Race to the Top Follows Tortuous, Imprecise Course

Published May 3, 2010

The Race to the Top is beginning to resemble a marathon with bizarre twists and turns that take runners in divergent directions with differing degrees of difficulty. Critics of varied political persuasions are warning of grievous flaws in the process and calling for the Race to be scrapped or changed dramatically.

Perhaps the most devastating critique comes from the Economic Policy Institute, a center-left research organization based in Washington, DC.

In an April 20 paper, “Let’s Do the Numbers,” retired marine engineer William Peterson and longtime New York Times columnist Richard Rothstein argue ObamaEd’s 500-point rating system for judging states’ applications for a share of a $4.35 billion stimulus stash “presents a patina of scientific objectivity, but in truth masks a subjective and somewhat random process.”

Forty states and the District of Columbia entered RTTT. Sixteen became finalists, and Delaware and Tennessee were designated in March as the sole winners of the first round, winning $100 million and $500 million, respectively. The Education Department hired 49 anonymous reviewers at $5,000 apiece to evaluate applications according to weighted metrics reflecting Secretary Arne Duncan’s priorities.

States received points for assorted “success factors,” such as approval by teacher unions and school boards, committing to national standards and assessments, using test data to evaluate teachers and principals, adopting federal turnaround strategies for the lowest-achieving schools, and welcoming high-performing charter schools.

Delaware scored 454.6 out of 500, and Tennessee 444.2, but the EPI study found the seeming precision in such marks was a sham. It concluded the selection of those two states was “subjective and arbitrary” and “more a matter of bias or chance” than proof of stellar reform efforts.
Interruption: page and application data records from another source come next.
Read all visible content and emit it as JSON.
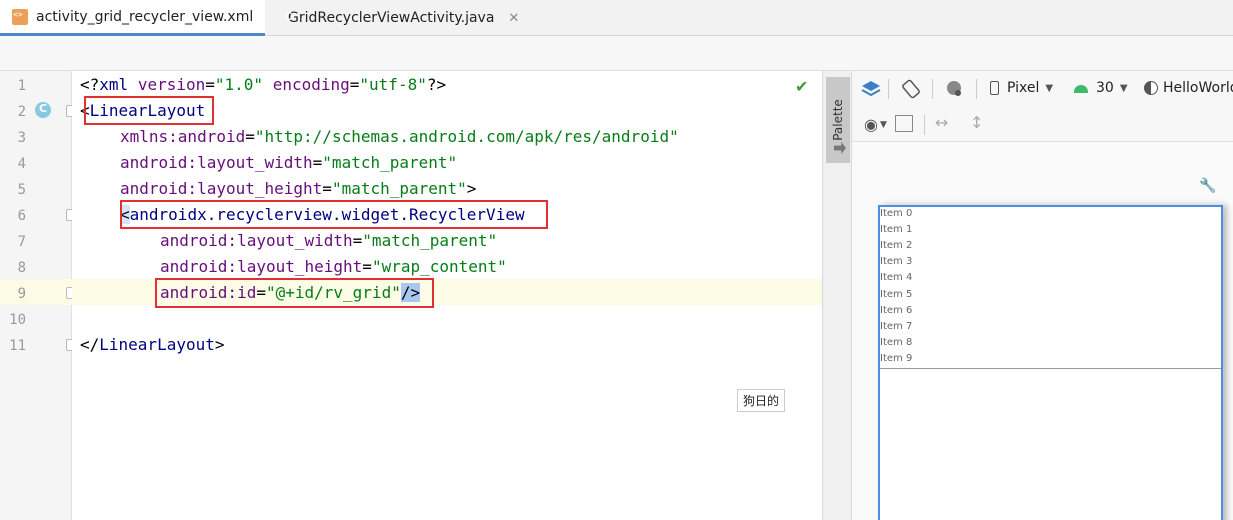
{
  "tabs": [
    {
      "label": "activity_grid_recycler_view.xml",
      "active": true
    },
    {
      "label": "GridRecyclerViewActivity.java",
      "active": false
    }
  ],
  "line_numbers": [
    "1",
    "2",
    "3",
    "4",
    "5",
    "6",
    "7",
    "8",
    "9",
    "10",
    "11"
  ],
  "code": {
    "l1": {
      "open": "<?",
      "tag": "xml",
      "a1": "version",
      "eq1": "=",
      "v1": "\"1.0\"",
      "a2": "encoding",
      "eq2": "=",
      "v2": "\"utf-8\"",
      "close": "?>"
    },
    "l2": {
      "open": "<",
      "tag": "LinearLayout"
    },
    "l3": {
      "ns": "xmlns:",
      "attr": "android",
      "eq": "=",
      "val": "\"http://schemas.android.com/apk/res/android\""
    },
    "l4": {
      "ns": "android:",
      "attr": "layout_width",
      "eq": "=",
      "val": "\"match_parent\""
    },
    "l5": {
      "ns": "android:",
      "attr": "layout_height",
      "eq": "=",
      "val": "\"match_parent\"",
      "close": ">"
    },
    "l6": {
      "open": "<",
      "tag": "androidx.recyclerview.widget.RecyclerView"
    },
    "l7": {
      "ns": "android:",
      "attr": "layout_width",
      "eq": "=",
      "val": "\"match_parent\""
    },
    "l8": {
      "ns": "android:",
      "attr": "layout_height",
      "eq": "=",
      "val": "\"wrap_content\""
    },
    "l9": {
      "ns": "android:",
      "attr": "id",
      "eq": "=",
      "val": "\"@+id/rv_grid\"",
      "close": "/>"
    },
    "l11": {
      "open": "</",
      "tag": "LinearLayout",
      "close": ">"
    }
  },
  "tooltip": "狗日的",
  "stripe": {
    "label": "Palette"
  },
  "design_toolbar": {
    "device": "Pixel",
    "api": "30",
    "theme": "HelloWorld"
  },
  "preview_items": [
    "Item 0",
    "Item 1",
    "Item 2",
    "Item 3",
    "Item 4",
    "Item 5",
    "Item 6",
    "Item 7",
    "Item 8",
    "Item 9"
  ]
}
The analysts pointed to the dearth of scientific support for the points Duncan assigned to various factors. For instance, why should “Improving Student Outcomes” have a weight of just 5 percent (25 points out of 500), and why just 4 percent for “Using Data to Improve Instruction,” 6 percent for “Using Evaluations [of principals and teachers] to Inform Key Decisions,” and 3 percent for “Ensuring Equitable Distribution [of principals and teachers] in High-Poverty or High-Minority Schools”?

The entirely reasonable decision to increase each of those factors by just 3 percent (with weights of 25 other indicators reduced by just a half-point each to keep the total at 100 percent) would have resulted in Georgia beating out Tennessee. The analysts also showed that if Pennsylvania had been fully credited with its initiatives in early childhood and science education (both supposedly Obama priorities, though slighted in RTTT), the Keystone State would have been the big winner.

Some of the most egregious bias affected Massachusetts, which ranked 13th among the 16 finalists despite topping all states in rigor of standards and achievement on the National Assessment of Educational Progress.

Massachusetts received scores higher than or equal to Tennessee on half of the 30 metrics. Why no prize? Massachusetts declined to commit to adopting the Obama administration’s national standards by next August. State leaders preferred to have public hearings on whether to embrace the national version. It was docked 15 (out of a possible 20) points on “Adopting Standards.”

“In sum,” the EPI analysis notes, “Massachusetts’ willingness to permit the public to comment on its academic standards, combined with a few quirks in the weighting system, cost the state hundreds of millions of dollars.”

States can apply for future rounds of RTTT grants after amending their policies to conform more closely to the Obama/Duncan game plan. But such conformity would encourage more standardization under centralized authority as opposed to innovation and empowerment of education consumers in communities.

The one positive result of the Race to the Top has been to demonstrate that the federal government lacks the competence to influence elementary and secondary education for the better. Of course, the U.S. Department of Education has been proving that very point since its establishment 30 years ago. How many more years before the general public realizes Ronald Reagan had the right idea in seeking to close this monstrosity and return power and taxing authority to the local level?

Robert Holland ([email protected]) is a senior fellow for education policy with the Heartland Institute.